In the context of this proposed test, sure, if I believed in the business (e.g. to the point where I didn’t want to see it asset-stripped). LBO outfits aren’t targetting long-term investors when they want to buy, they’re buying enough shares from speculators and shareholders who have a (quite possibly valide) grudge against management and/or the board to gain control.


#15

I think Corbyn said he wanted to make it possible for workers to buy out companies before foreign investors via some kind of government loan at low interest. I think the idea is sound. What does a foreign company or investor know about UK economies and interests? It’s a similar situation Beechcraft was under in the 90s with Raytheon before it sold them to Goldman-Sachs which finally sold it to Textron. Raytheon execs didn’t know squat about commercial aircraft and Goldman-Sachs was looking to just sell the company either piecemeal or as a complete package (which it did thankfully). It’s odd how folks think publicly traded companies are magically more able to serve the common interest than cooperatives.


#16

Wouldn’t you- well done, take a biscuit from the jar
I don’t think ethical investing has any overlap with companies not being the target of hostile bids. You can be as ethical a company as you like but if you don’t run it properly, it fails.

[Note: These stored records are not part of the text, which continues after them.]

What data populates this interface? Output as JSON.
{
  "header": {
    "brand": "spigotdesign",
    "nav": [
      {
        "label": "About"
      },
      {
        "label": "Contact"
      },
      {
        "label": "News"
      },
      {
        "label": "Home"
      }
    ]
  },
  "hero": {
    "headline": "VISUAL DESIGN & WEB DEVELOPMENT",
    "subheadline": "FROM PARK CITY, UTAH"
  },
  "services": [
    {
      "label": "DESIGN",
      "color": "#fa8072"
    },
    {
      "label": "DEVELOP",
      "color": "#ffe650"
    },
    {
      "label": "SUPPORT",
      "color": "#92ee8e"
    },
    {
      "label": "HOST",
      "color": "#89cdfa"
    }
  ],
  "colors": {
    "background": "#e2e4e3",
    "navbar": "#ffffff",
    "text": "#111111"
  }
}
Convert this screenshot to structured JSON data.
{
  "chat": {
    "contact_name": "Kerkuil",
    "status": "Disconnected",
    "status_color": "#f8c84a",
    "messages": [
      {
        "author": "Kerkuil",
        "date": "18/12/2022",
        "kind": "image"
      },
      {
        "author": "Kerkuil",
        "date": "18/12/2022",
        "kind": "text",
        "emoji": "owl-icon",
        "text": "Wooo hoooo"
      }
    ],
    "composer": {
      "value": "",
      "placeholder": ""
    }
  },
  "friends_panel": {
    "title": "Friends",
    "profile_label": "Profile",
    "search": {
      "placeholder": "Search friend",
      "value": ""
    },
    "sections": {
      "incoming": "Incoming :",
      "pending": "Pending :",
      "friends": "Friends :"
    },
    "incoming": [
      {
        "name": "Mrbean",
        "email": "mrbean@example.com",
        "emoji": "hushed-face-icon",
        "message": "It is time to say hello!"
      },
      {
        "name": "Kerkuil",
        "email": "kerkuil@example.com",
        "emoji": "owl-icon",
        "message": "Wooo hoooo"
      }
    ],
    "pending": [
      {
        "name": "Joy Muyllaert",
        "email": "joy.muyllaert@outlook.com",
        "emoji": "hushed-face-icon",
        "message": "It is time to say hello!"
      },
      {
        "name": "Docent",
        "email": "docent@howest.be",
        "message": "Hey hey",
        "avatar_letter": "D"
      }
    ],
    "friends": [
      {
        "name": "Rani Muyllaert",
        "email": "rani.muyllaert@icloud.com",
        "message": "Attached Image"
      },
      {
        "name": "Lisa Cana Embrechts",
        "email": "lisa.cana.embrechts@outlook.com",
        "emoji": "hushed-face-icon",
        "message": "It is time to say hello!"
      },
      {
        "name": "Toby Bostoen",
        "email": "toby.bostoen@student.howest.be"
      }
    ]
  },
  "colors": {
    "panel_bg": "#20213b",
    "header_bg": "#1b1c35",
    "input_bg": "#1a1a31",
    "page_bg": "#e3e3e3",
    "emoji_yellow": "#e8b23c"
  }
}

And when it starts to fail someone arrives and says ‘break it up. let other people run it and take the money I’m offering and invest in another ethical business.’ Without that check and balance we get British Leyland, British Steel, British Rail, British Coal. They were all rubbish and we kept pumping money in to support jobs even as Japanese car makers and Korean steel makers ate our lunch and laughed.


#17

Same here. It’s obviously not nationalisation, though.


#18

I never talked about ethical investing. Thats the only corner of the table I did not make reference to. I spoke about ethical business practices, unethical business practices, and unethical investing. I’m saying the latter two must be regulated.


#19

They are and should be. Better than we do now - no arguement there at all.
But hostile takeovers are not unethical. They just aren’t in the interest of managers. Sometimes it’s good for employees sometimes bad. But as a strategy it is neutral. It’s about control of day,to day operations being removed from people who are not delivering results. If they were delivering results, their shares would be highly rated and they’d be making the bids with their attractive shares.


#20

No-one is claiming they are. As the headline indicates, this is about hostile takeovers for the purpose of asset stripping. There’s a reason that vulture capitalists who do that are as despised as monopolists are.


#21

I never said hostile take-overs were unethical. But stripping assets, and ruining otherwise well functioning companies to maximize profit for new owners at the expense of employees and local economies - that is unethical.

It should be taxed to the degree that would make it unprofitable to undertake, essentially removing the practice as an option. Simply - if you want to gut the company the profit goes to the community, not to you.


#22

Right. Its not about interventionist government - thats the story that these vultures want to tell, and everybody is so brainwashed that even the victims of this describe it as over regulation by government.

This is about limiting the options of those who would act out of objectionable greed. There are plenty of places to ply your greed - too many investment platforms to list. But limits on options where they harm others in the process is a reasonable function of government, and not an over-reach in any way.